A good way to start is by not overthinking things – rather leap straight in. Keep it simple – get advice on a decent pair of running shoes and just get running! Don’t stress about your pace, and don’t worry if you feel the need to walk often to catch your breath. Don’t get bogged down in the detail – you’ve started, and that’s a great achievement. Keep it up, and soon you’ll find you’re needing to walk less often during a run, and will be able to keep a steady pace.

I really believe this applies to everything in life – it’s so easy to clutter the path ahead, so that we end up floundering before we’ve even taken our first step. Keep things simple: don’t leap in blind, sure, but find a balance where we’re equipped enough to start, but not bogged down in too much unnecessary detail. That way we keep the path ahead clear for us to learn – learn as we go along, and learn from others who’re further along the path.

The smoothest paths, the most awe-inspiring views, the most beautiful songs, poems and works of art are often the simplest. By keeping things as simple as possible, we allow ourselves to see more clearly. The essence of the three Ps – passion, purpose and perseverance – is driven by simplicity. Too often we find ourselves bogged down by thoughts of having to take on something we perceive to be big, and the very notion of starting seems to overwhelm us. That’s when we need to take a step back, breathe a deep breath, and simplify the task down to the basics. Cut the complexity and see the simplicity. Suddenly the path ahead will look clearer, more do-able. With clarity comes new beginnings.

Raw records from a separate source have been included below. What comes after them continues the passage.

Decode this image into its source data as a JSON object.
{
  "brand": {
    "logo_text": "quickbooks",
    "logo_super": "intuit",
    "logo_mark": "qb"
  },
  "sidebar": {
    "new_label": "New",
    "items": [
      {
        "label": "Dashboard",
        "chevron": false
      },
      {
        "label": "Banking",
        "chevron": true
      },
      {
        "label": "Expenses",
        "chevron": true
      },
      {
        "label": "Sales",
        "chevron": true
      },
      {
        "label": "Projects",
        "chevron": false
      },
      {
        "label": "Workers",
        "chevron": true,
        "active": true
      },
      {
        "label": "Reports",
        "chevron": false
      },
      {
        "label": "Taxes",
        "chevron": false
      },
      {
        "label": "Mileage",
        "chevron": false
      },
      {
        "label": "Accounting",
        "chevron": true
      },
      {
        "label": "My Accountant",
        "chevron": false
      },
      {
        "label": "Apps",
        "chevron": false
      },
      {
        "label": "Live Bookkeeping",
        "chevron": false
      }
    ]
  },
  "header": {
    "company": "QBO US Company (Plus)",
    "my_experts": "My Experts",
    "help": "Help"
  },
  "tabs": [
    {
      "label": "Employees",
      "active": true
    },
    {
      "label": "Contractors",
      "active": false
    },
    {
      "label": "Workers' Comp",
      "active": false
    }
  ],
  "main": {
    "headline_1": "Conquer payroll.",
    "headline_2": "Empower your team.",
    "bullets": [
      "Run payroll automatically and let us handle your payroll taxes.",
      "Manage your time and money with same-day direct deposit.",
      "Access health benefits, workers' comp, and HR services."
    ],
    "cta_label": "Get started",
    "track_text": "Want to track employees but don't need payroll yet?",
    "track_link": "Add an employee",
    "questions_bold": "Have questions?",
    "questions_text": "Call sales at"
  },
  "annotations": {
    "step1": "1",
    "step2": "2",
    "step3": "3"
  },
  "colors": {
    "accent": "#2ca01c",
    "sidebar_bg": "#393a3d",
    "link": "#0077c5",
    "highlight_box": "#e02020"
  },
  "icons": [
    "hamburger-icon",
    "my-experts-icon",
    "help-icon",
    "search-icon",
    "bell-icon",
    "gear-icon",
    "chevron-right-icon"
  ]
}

Over the next few days, have a look at your daily routine, and identify the clutter. See how much space and time it consumes, and think about how freed up you’d be for new beginnings if you simplified that clutter. When beginning something new the temptation is to overthink things and to get bogged down in detail. Work rather at keeping things simple, and you’ll not only see your path more clearly but your pace so much easier to maintain.